Joisey Review: The New Museum
While on a brisk walk to the Bowery Mission to donate some coats that I know I would not need, I decided to pay a trip to the New Museum which is located at 235 Bowery. This is their current exhibition: “Carsten Höller: Experience” is the most comprehensive US exhibition to date of the artist’s engaging work. The current show gathers together a number of the artist’s signature works in an arrangement that transforms the viewer’s experience of time and space. Originally trained as a scientist, Höller is frequently inspired by research and experiments from scientific history and deploys these studies in works that alter the audience’s physical and psychological sensations, inspiring doubt and uncertainty about the world around them. His work often draws on social spaces outside of the museum such as the amusement park, zoo, or playground, but the experiences they provide are always far from our usual expectations of these activities. Höller’s art takes the form of proposals for radical, new ways of living by creating sculptures and diagrams for visionary architecture as well as transportation alternatives, such as his renowned slide installations. These concepts may seem impossible in the present day, but suggest new models for the future.

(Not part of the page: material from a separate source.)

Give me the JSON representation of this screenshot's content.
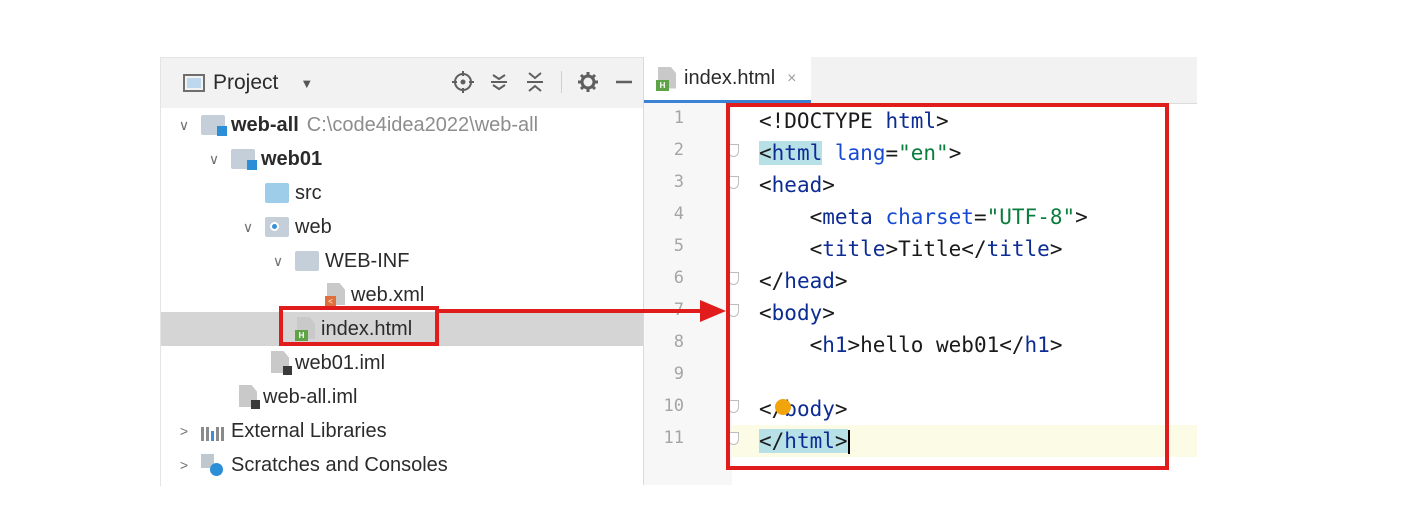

Each floor of the exhibition explores a different general theme within Höller’s work to provide a carefully choreographed journey through the building and the artist’s oeuvre. The fourth floor focuses on the theme of movement—featuring the artist’s spectacular Mirror Carousel (2005), which provides riders with a notably different physical experience than the traditional fairground merry-go-round, while at the same time reflecting and illuminating the space surrounding it. The third floor gathers together works that seek to provide an altered or utopian experience of architectural space. For example, his Giant Psycho Tank (2000) invites viewers to float weightlessly in the water of a sensory deprivation pool, providing a tenebrous, out-of-body experience.

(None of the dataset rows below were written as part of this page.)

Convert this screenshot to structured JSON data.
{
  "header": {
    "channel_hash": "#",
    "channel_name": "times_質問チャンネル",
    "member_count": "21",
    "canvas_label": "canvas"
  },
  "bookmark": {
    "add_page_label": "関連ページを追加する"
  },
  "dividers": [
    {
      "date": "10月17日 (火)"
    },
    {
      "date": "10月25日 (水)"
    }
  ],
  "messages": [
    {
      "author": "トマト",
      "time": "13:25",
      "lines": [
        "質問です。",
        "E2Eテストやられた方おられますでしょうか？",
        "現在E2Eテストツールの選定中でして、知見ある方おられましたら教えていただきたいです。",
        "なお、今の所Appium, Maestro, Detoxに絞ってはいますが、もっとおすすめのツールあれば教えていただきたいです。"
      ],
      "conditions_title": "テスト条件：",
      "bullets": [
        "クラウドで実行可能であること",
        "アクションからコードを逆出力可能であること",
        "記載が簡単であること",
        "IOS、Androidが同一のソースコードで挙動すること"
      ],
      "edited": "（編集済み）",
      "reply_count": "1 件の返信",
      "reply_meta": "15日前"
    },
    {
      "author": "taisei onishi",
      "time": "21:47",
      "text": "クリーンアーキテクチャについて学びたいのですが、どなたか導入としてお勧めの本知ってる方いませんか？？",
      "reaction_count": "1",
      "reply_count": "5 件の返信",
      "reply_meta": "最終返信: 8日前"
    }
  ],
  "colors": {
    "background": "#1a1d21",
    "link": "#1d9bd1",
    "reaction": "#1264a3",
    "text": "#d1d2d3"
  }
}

Over the years, the artist has employed psychotropic drugs, flashing lights, and other stimuli to potentially alter the viewer’s mental state. His new site-specific installation on the second floor, Double Light Corner, flickers back and forth on a central axis, creating an immersive, hallucinatory experience. The work is paired with a recreation of Höller’s Experience Corridor in which the viewer is given the choice to undertake a number of self-experiments. The sculptures, Giant Triple Mushrooms (2010), icons of the kind of personal exploratory journey that his work has always centered on, will also be on view. Taken as a whole, Höller’s work is an invitation to re-imagine the way in which we move through the world and the relationships we build as he asks us to reconsider what we think we know about ourselves.
The exhibition is organized by Massimiliano Gioni, Associate Director and Director of Exhibitions, with Gary Carrion-Murayari, Associate Curator and Jenny Moore, Assistant Curator. (Source: www.newmuseum.org)
This exhibit has gardenered much press lately from Time Out New York magazine all the way to Interview magazine and one question that pops in my head is WHY??? This exhibit is a great big come-on with the main attraction a slide that you can do for free at a playground. Also what they do not tell you is the Giant Psycho Tank, which essentially is a jacuzzi tub with Epsom salt, is either a naked or a bathing suit activity for only about 10-15 minutes. So if you were like me just roaming one of your favorite neighbourhoods in NYC and are kind of reserve with being naked in front of strangers, then this is not for you. But maybe that is the point of this exhibit -- to get you to think outside of your comfort level. I truly do not have an idea and I did not need to spend $12 dollars to have that reaction. If you are a fan of avant-garde art, then please go and enjoy. This exhibit is there until January 15, 2012. For myself, it was a waste of time. Then again, I would not have known that without at least going in.